First you'll start with shade- this is how light or dark your foundation should be. Pick ones that you think are close, and put small-ish stripes of each down the side of your cheek crossing the jawline. With a little trial and error you should be able to tell right away which ones are the closest match to your skin.  You can also mix two shades to get a more exact match.  Remember- at this point we're only looking to find the proper shade.

Now we get to undertone- this means 'rosy' (cool or 'blue') or 'olive' (warm or 'yellow') or even neutral (between the other two) coloring to your skin.  Pick 'warm' and 'cool' versions of the shade closest to your skin, and again paint a small stripe of each on your jawline. If all has gone as it should, one of these should seem almost invisible on your skin. That's your color. If you have trouble then you may be more neutral than warm or cool. Most cosmetic lines will have a selection of neutrals as well. As with shade you can always mix colors to get a more exact match. But keep in mind that you may get tired of having to mix foundations every morning….

Application can be done with the same tools you used to apply moisturizer and/or primer- the reason being this makes life easier. Each time you use a brush for anything 'wet'- moisturizer, foundation, concealer- it must be washed to prevent potential bacterial growth, so if you use it first for moisturizer, primer and then foundation, you save yourself washing a second brush every day. (Yes, every day.) If you use disposable sponges obviously you'll use half as many. Some people like to keep things simple and use clean fingers- this is fine too. Whatever works for you.  You start in the middle, on the nose,  and work your way out, up and down. For every day wear all you need to do is just enough coverage. Many people don't need coverage anywhere but in the t-zone.  This might be a good place for the saying 'less is more.'  Unless of course it's more your style to do a more dramatic application…and far be it from me to inhibit anyone's personal style. By all means, do your thing!

On to concealer. Some like to put on concealer before foundation; I think it makes more sense to put it on after. The one you put on first is likely to be disturbed by the one you put on top- and where you put concealer is where you want heavier coverage, so to my way of seeing it you're better off finishing with the heavier coverage.  But ultimately it's up to you. Do what you're comfortable with.

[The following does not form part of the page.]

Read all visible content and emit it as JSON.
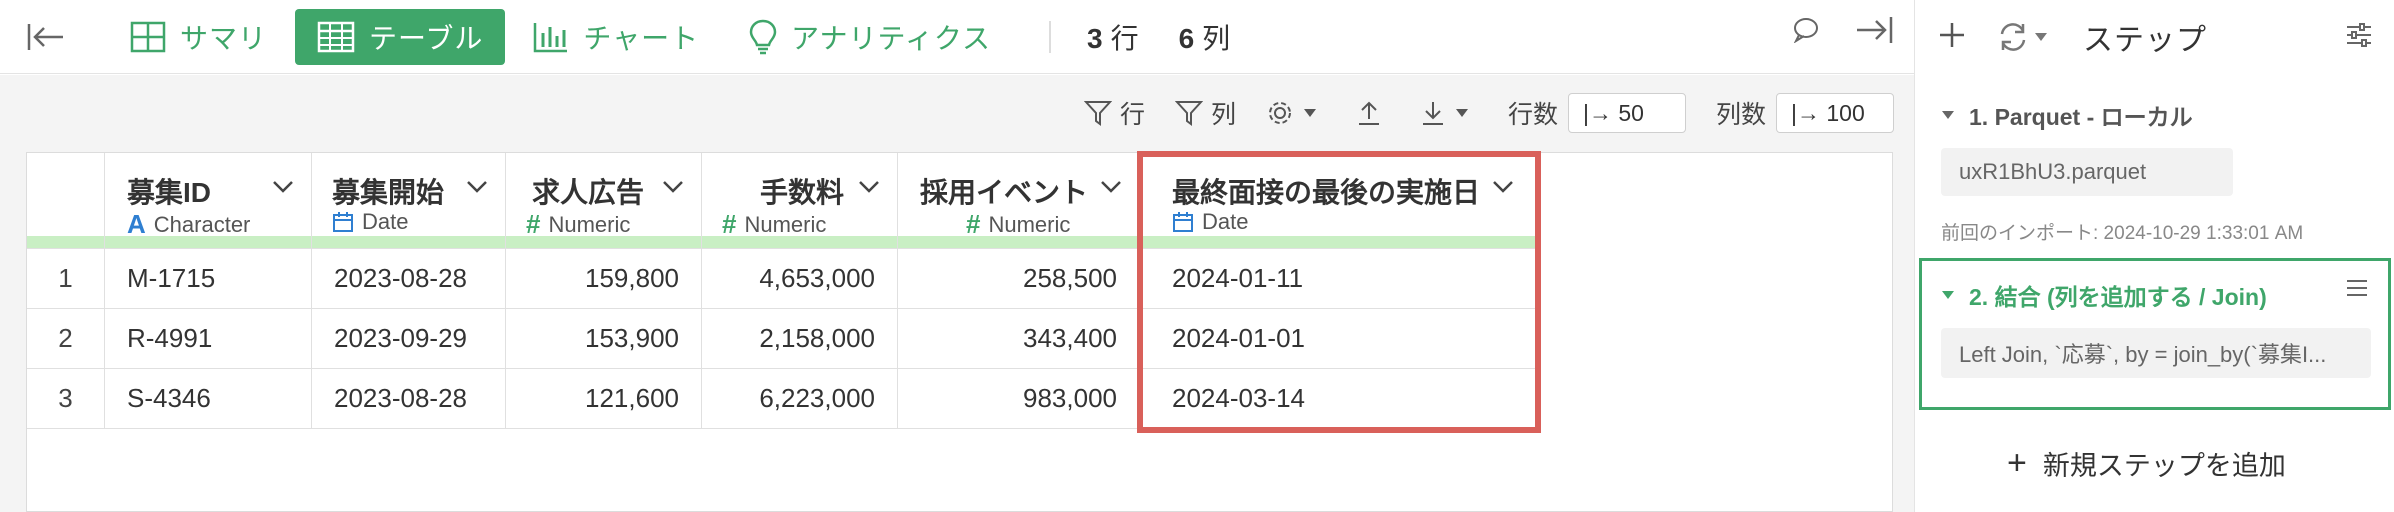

Which brings me to the last, and what I consider a truly key step - setting your foundation and concealer with powder before adding your color. This is important because it means when you go to apply color in the form of powder- eyeshadow, blush, contour, highlighter, whatever- all will go on without 'grabbing' to your foundation. It means you have more control and can blend properly. If you've ever had issues with concealer settling into fine lines around the eyes, then try this- immediately after applying your concealer apply a very fine, translucent powder over it, and on your entire eye area, with a small, fluffy brush. I make sure to tap the brush off after dipping in the powder to avoid applying too much. For setting the foundation you can use the same fine translucent powder you used on your concealer and in the eye area, or a regular, tinted face powder, or a pressed powder foundation. Remember back when I talked about how pressed powder foundation can be used to set your foundation?  Well, here's where you'd do that. One nice thing about using powder foundation to set your liquid (or other 'wet') foundation is that you get extra coverage- meaning you may be able to use a lighter application of the liquid foundation and less of the powder to achieve more coverage yet with a more natural look. (Don't ask me how that works, but it does.) 

And here's a final note- if you haven't noticed, there's a hard and fast rule here- liquids, creams and anything with any moisture goes on first.  Once you add powder you shouldn't add anything else with moisture on top- if you do, you risk winding up with a gooey mess. 

Whew! Another looooooong blog….

Happy Dressing!!